drops one shoe in cabbage

and forfeits his jacket
slipping under the gate.
My hero outwits this farmer.

In my story
Peter finds me
with a pink suitcase.

But don’t mistake us
no Alice and Mad Hatter
no Grace and White Rabbit.

We’re Chella and Peter
in a wood at dusk
far from family noise.

He tells me his grandfather
sacrificed his own tail
to save Otter.

I confess
my father shoots otter
and bruises me.

I say
some pain is worse
than dying.

Peter takes my hand
under the harvest moon
and stars float downstream.

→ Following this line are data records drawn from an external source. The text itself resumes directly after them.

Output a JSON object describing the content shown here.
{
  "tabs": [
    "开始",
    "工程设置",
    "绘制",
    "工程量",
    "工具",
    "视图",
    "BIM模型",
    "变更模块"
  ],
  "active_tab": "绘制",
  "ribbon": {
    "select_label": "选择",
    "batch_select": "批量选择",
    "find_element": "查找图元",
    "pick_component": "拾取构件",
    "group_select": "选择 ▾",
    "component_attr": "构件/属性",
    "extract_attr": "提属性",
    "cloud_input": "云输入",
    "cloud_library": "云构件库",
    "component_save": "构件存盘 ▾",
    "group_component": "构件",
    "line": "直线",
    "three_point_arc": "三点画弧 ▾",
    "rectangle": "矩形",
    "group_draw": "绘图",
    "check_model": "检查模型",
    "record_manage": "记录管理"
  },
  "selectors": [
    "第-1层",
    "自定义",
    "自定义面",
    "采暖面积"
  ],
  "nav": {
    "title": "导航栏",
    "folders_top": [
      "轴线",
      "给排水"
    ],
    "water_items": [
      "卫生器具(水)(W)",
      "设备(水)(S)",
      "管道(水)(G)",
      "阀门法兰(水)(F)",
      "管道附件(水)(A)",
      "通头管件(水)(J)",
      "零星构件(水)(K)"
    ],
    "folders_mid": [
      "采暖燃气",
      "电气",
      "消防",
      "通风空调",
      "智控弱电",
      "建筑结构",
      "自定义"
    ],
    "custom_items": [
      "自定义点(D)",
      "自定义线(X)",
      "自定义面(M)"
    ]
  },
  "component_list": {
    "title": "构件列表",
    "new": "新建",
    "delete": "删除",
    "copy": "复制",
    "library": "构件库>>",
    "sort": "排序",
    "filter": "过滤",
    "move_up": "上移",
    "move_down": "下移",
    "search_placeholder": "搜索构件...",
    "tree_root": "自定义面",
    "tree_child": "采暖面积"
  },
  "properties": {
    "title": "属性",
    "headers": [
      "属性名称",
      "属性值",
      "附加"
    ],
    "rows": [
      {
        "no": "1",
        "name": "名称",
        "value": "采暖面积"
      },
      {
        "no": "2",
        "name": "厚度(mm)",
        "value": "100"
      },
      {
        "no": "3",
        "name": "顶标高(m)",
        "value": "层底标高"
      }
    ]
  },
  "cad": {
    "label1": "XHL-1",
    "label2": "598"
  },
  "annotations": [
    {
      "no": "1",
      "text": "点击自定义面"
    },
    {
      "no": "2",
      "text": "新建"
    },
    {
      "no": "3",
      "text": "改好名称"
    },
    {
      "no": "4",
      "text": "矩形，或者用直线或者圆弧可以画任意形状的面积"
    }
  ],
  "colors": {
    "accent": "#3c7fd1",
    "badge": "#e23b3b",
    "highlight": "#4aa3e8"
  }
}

Chella Courington is the author of three poetry and three flash fiction chapbooks. Her poetry and stories appear in numerous anthologies and journals including SmokeLong Quarterly, Nano Fiction, and The Collagist. Her recent novella, The Somewhat Sad Tale of the Pitcher and the Crow, is available at Amazon.

Sonrise – hakim bellamy

In the center of this chest, is a solar system
hovering above an empty plexus because
someone left the light on. When the the stardust
in these veins burn out, that Blackhole will find
his way home and thank me for naming him
after a wish. Terrified by the sound of his own vacuum,
and everything else I left behind. Cursing me,
beneath his beating breath, for all this space to fill
and the unnecessary dying of the chakra.

Hakim Bellamy became the inaugural poet laureate of Albuquerque on April 14th, 2012, at age 33. He’s the son of a preacher man (and a praying woman). His mother gave him his first book of poetry as a teen, a volume by Khalil Gibran. Many poems later, Bellamy has been on two national champion poetry slam teams, won collegiate and city poetry slam championships, and has been published in numerous anthologies, as well as AlterNet, Truthout and Counterpunch. He was featured on the nationally syndicated Tavis Smiley Radio Show and has had his work displayed in inner-city buses. A musician, actor, journalist, playwright and community organizer, Bellamy has also received an honorable mention for the Paul Bartlett Ré Peace Prize at the University of New Mexico and the Emerging Creative Bravos Award. His first collection of poetry, SWEAR, won the Tillie Olson Creative Writing Award from the Working Class Studies Association. Bellamy is the founder and president of Beyond Poetry LLC. For more information on the author, please visit www.hakimbe.com.